Role Based Access Control (RBAC) is a method of reducing lists of authorized users to a few roles assigned to multiple users. RBAC is sometimes referred to as role-based security. RBAC is used for Workload Prioritization (see above)
Use the GoogleCloudSnitch for deploying ScyllaDB on the Google Cloud Engine (GCE) platform across one or more regions. The region is treated as a data center and the availability zones are treated as racks within the datacenter. All communication occurs over private IP addresses within the same logical network.
To use the GoogleCloudSnitch, add the snitch to the scylla.yaml file which is located under
/etc/scylla/ for all nodes in the cluster.
ScyllaDB now identifies large partitions and makes the information available in a system table. This allows you to identify large partitions, giving you the ability to fix them. The threshold for large partitions can be set in scylla.yaml:
compaction_large_partition_warning_threshold_mb parameter (default 100MB)
SELECT * FROM system.large_partitions;
- More on Large Partitions Support
Iotune is a storage benchmarking tool that runs as part of the
scylla_setup script.
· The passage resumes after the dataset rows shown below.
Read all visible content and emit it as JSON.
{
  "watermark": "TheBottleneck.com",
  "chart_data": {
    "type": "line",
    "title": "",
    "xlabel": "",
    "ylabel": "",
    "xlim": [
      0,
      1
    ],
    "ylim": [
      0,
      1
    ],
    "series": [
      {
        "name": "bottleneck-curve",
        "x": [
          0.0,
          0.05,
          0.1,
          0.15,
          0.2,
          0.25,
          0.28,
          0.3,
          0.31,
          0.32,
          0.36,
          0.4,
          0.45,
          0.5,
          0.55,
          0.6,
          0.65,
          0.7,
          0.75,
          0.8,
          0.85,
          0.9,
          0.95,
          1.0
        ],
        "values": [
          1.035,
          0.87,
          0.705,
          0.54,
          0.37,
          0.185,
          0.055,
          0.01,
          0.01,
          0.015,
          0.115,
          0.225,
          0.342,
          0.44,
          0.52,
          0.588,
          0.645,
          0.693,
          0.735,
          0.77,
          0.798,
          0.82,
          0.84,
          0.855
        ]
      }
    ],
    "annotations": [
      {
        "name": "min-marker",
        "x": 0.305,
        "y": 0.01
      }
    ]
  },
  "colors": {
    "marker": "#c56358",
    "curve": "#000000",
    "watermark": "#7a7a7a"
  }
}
Iotune runs a short benchmark on the ScyllaDB storage and uses the results to set the ScyllaDB
io_properties.yaml configuration file (formerly called io.conf). ScyllaDB uses these settings to optimize I/O performance, specifically through setting max storage bandwidth and max concurrent requests.The new iotune output matches the IO scheduler configuration, is time-limited (2 minutes) and produces more consistent results than the previous version.
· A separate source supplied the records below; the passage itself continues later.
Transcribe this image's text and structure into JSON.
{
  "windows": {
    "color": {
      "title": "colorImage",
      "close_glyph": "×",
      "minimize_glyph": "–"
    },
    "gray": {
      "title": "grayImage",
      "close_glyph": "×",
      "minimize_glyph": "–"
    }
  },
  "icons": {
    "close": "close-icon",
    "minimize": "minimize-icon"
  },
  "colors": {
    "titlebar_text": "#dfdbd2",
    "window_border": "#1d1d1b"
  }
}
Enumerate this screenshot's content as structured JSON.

scyllarepair – deprecated
ScyllaDBrepair, a script for running repairs is deprecated and will not be part of the following releases. Instead, ScyllaDB Manager is the preferred tool for cluster-wide operations and repair scheduling
- Tracing: Added prepared statement parameters #1657
Datetime Functions Support
ScyllaDB supports Cassandra-style datetime functions, including
- Different timeouts for reads and range scans can now be set #3013
- TWCS support for using millisecond values in timestamps #3152 (used by KairosDB and others)
- Support for timeuuid functions:
Significant improvements, reducing the time it takes to repair, add a node to a cluster and other cluster operations which use streaming under the hood. More here.
Row-level cache eviction
The cache is capable of freeing individual rows to satisfy memory reclamation requests. Rows are freed starting from the least recently used ones, with insertion counting as a use. More here.
CPU Scheduler and Compaction Controller for Size Tiered Compaction Strategy (STCS)
With ScyllaDB’s thread-per-core architecture, many internal workloads are multiplexed on a single thread. These internal workloads include compaction, flushing memtables, serving user reads and writes, and streaming. The CPU scheduler isolates these workloads from each other, preventing, for example, a compaction using all of the CPU and preventing normal read and write traffic from using its fair share. The CPU scheduler complements the I/O scheduler which solves the same problem for disk I/O. Together, these two are the building blocks for the compaction controller.
Other performance improvements:
- Dynamic controllers for compaction strategies: Size Tiered Compaction Strategy, Leveled Compaction Strategy and Time Window Compaction Strategy.
- Enhanced tagging for scheduling groups to improve performance isolation
- Stateful paging to improve the performance of partition range scans queries. #1865. More here
- Improve row digest hash #2884 – ScyllaDB moved from md5 hashes to xxHash, which improved performance significantly. Mean latency on reads improved 23%. Write latencies improved by 18%.
- Improving the performance of promoted index for wide partitions, by reducing their memory footprint #2981
- Size-based sampling rate in SSTable summary files – automatically tune
During the upgrade or right after you might see error messages similar to:
[shard X] storage_proxy - Exception when communicating with : std::runtime_error (Failed to load schema version 2ccf9826-0fc5-37f6-9092-dcbabef2bfcd)
Those failures are transient and not problematic. The message appears once and then the schemas synchronize, there is no impact.